In full and without alteration, print the entries.

**RECORDS FOR THE TASK**
━━━━━━━━━━━━━━━━━━━━

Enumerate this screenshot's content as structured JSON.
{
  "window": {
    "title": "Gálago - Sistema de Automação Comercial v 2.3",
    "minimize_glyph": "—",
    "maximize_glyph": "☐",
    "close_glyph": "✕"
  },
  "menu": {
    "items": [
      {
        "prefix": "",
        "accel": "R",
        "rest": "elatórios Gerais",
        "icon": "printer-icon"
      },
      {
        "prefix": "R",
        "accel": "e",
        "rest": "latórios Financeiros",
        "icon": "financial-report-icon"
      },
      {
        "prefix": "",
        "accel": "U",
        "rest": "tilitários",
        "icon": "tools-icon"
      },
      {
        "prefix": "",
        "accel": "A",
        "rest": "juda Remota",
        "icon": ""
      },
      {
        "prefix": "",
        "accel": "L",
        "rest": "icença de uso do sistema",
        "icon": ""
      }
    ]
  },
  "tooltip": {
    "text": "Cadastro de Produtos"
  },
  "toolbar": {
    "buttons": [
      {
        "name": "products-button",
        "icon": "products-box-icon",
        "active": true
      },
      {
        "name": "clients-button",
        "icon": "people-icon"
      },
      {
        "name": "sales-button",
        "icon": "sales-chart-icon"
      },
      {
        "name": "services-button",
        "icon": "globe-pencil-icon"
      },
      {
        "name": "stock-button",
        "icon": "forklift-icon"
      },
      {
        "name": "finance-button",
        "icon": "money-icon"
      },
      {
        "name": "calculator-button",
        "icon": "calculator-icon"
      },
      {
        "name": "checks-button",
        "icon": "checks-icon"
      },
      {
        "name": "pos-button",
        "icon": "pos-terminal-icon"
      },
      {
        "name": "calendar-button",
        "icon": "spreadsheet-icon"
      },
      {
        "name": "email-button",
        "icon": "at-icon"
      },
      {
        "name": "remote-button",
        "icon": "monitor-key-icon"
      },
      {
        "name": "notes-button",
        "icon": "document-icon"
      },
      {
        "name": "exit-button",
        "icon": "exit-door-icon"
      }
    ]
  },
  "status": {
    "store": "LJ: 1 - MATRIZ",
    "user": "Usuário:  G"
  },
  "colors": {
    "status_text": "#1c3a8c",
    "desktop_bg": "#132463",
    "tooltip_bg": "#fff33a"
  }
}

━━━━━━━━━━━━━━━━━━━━

**EXERCISE RESULT**
Enumerate this screenshot's content as structured JSON.
{
  "window": {
    "title": "Gálago - Sistema de Automação Comercial v 2.3",
    "minimize_glyph": "—",
    "maximize_glyph": "☐",
    "close_glyph": "✕"
  },
  "menu": {
    "items": [
      {
        "prefix": "",
        "accel": "R",
        "rest": "elatórios Gerais",
        "icon": "printer-icon"
      },
      {
        "prefix": "R",
        "accel": "e",
        "rest": "latórios Financeiros",
        "icon": "financial-report-icon"
      },
      {
        "prefix": "",
        "accel": "U",
        "rest": "tilitários",
        "icon": "tools-icon"
      },
      {
        "prefix": "",
        "accel": "A",
        "rest": "juda Remota",
        "icon": ""
      },
      {
        "prefix": "",
        "accel": "L",
        "rest": "icença de uso do sistema",
        "icon": ""
      }
    ]
  },
  "tooltip": {
    "text": "Cadastro de Produtos"
  },
  "toolbar": {
    "buttons": [
      {
        "name": "products-button",
        "icon": "products-box-icon",
        "active": true
      },
      {
        "name": "clients-button",
        "icon": "people-icon"
      },
      {
        "name": "sales-button",
        "icon": "sales-chart-icon"
      },
      {
        "name": "services-button",
        "icon": "globe-pencil-icon"
      },
      {
        "name": "stock-button",
        "icon": "forklift-icon"
      },
      {
        "name": "finance-button",
        "icon": "money-icon"
      },
      {
        "name": "calculator-button",
        "icon": "calculator-icon"
      },
      {
        "name": "checks-button",
        "icon": "checks-icon"
      },
      {
        "name": "pos-button",
        "icon": "pos-terminal-icon"
      },
      {
        "name": "calendar-button",
        "icon": "spreadsheet-icon"
      },
      {
        "name": "email-button",
        "icon": "at-icon"
      },
      {
        "name": "remote-button",
        "icon": "monitor-key-icon"
      },
      {
        "name": "notes-button",
        "icon": "document-icon"
      },
      {
        "name": "exit-button",
        "icon": "exit-door-icon"
      }
    ]
  },
  "status": {
    "store": "LJ: 1 - MATRIZ",
    "user": "Usuário:  G"
  },
  "colors": {
    "status_text": "#1c3a8c",
    "desktop_bg": "#132463",
    "tooltip_bg": "#fff33a"
  }
}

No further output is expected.